What the task asks: From the entries below, copy every line where the string "name" appears.

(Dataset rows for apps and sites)
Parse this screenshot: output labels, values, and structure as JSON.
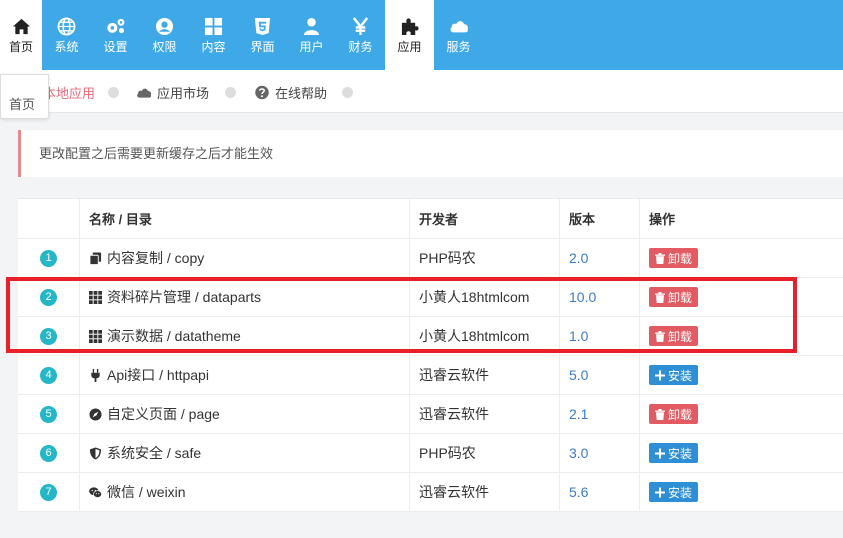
{
  "nav": {
    "items": [
      {
        "label": "首页",
        "icon": "home-icon",
        "active": true
      },
      {
        "label": "系统",
        "icon": "globe-icon"
      },
      {
        "label": "设置",
        "icon": "gears-icon"
      },
      {
        "label": "权限",
        "icon": "user-circle-icon"
      },
      {
        "label": "内容",
        "icon": "grid-icon"
      },
      {
        "label": "界面",
        "icon": "html5-icon"
      },
      {
        "label": "用户",
        "icon": "user-icon"
      },
      {
        "label": "财务",
        "icon": "yen-icon"
      },
      {
        "label": "应用",
        "icon": "puzzle-icon",
        "active": true
      },
      {
        "label": "服务",
        "icon": "cloud-icon"
      }
    ]
  },
  "tooltip": "首页",
  "subnav": {
    "local_apps": "本地应用",
    "market": "应用市场",
    "help": "在线帮助"
  },
  "alert": "更改配置之后需要更新缓存之后才能生效",
  "table": {
    "headers": {
      "name": "名称 / 目录",
      "developer": "开发者",
      "version": "版本",
      "action": "操作"
    },
    "rows": [
      {
        "num": "1",
        "icon": "copy-icon",
        "name": "内容复制 / copy",
        "developer": "PHP码农",
        "version": "2.0",
        "action": "卸载",
        "type": "uninstall"
      },
      {
        "num": "2",
        "icon": "th-icon",
        "name": "资料碎片管理 / dataparts",
        "developer": "小黄人18htmlcom",
        "version": "10.0",
        "action": "卸载",
        "type": "uninstall"
      },
      {
        "num": "3",
        "icon": "th-icon",
        "name": "演示数据 / datatheme",
        "developer": "小黄人18htmlcom",
        "version": "1.0",
        "action": "卸载",
        "type": "uninstall"
      },
      {
        "num": "4",
        "icon": "plug-icon",
        "name": "Api接口 / httpapi",
        "developer": "迅睿云软件",
        "version": "5.0",
        "action": "安装",
        "type": "install"
      },
      {
        "num": "5",
        "icon": "compass-icon",
        "name": "自定义页面 / page",
        "developer": "迅睿云软件",
        "version": "2.1",
        "action": "卸载",
        "type": "uninstall"
      },
      {
        "num": "6",
        "icon": "shield-icon",
        "name": "系统安全 / safe",
        "developer": "PHP码农",
        "version": "3.0",
        "action": "安装",
        "type": "install"
      },
      {
        "num": "7",
        "icon": "wechat-icon",
        "name": "微信 / weixin",
        "developer": "迅睿云软件",
        "version": "5.6",
        "action": "安装",
        "type": "install"
      }
    ]
  },
  "colors": {
    "topbar": "#3fa9e8",
    "danger": "#e25a62",
    "primary": "#2e8ed6",
    "badge": "#23b7c8",
    "highlight": "#e8202a"
  }
}
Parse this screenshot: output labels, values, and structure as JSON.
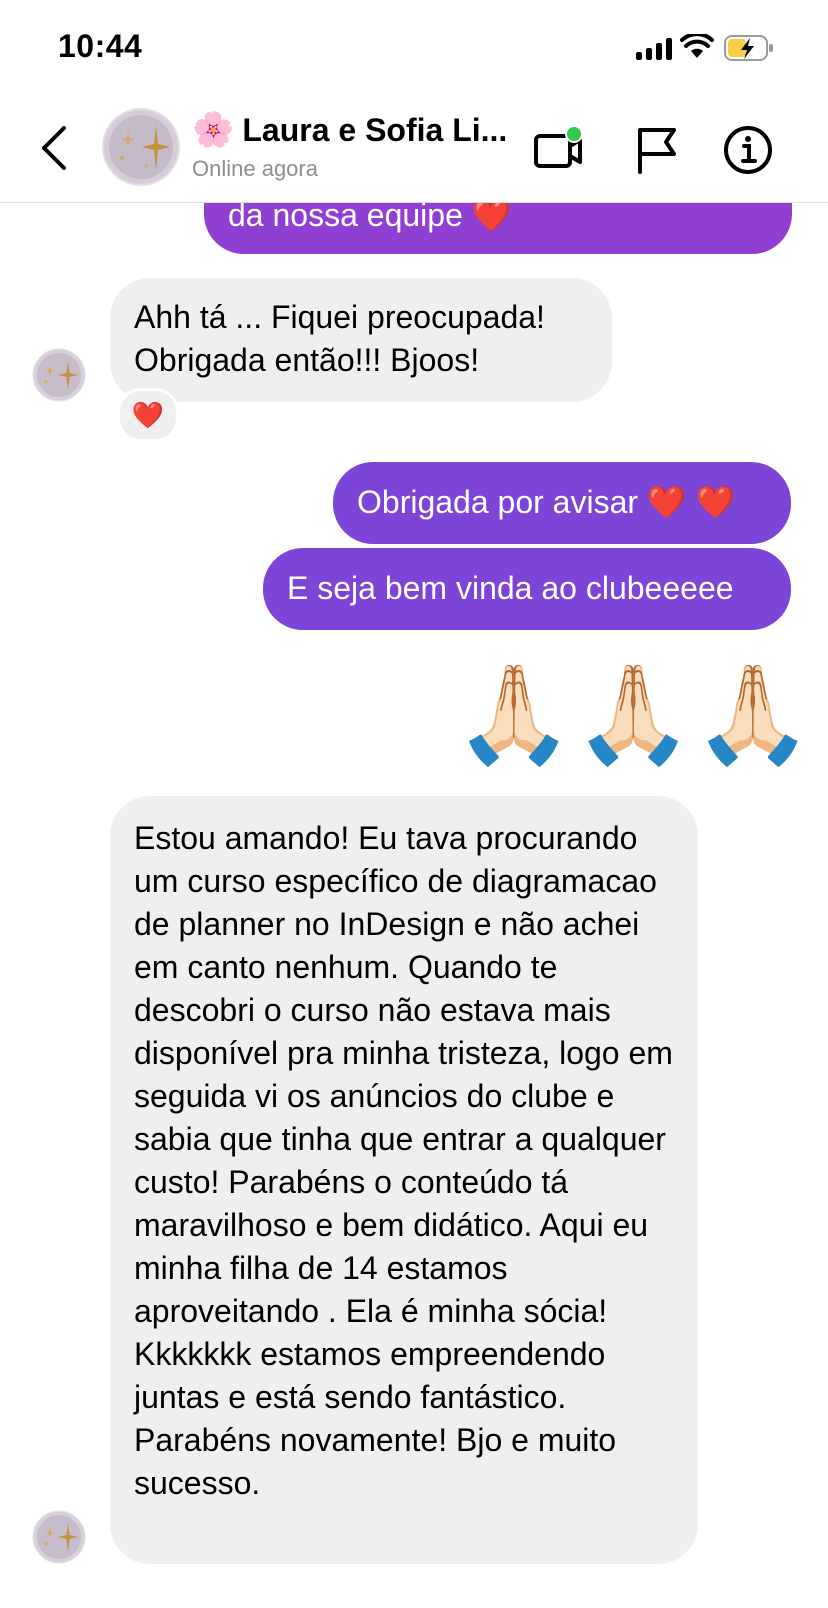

Result:
      "name": "名称 / 目录",
        "name": "内容复制 / copy",
        "name": "资料碎片管理 / dataparts",
        "name": "演示数据 / datatheme",
        "name": "Api接口 / httpapi",
        "name": "自定义页面 / page",
        "name": "系统安全 / safe",
        "name": "微信 / weixin",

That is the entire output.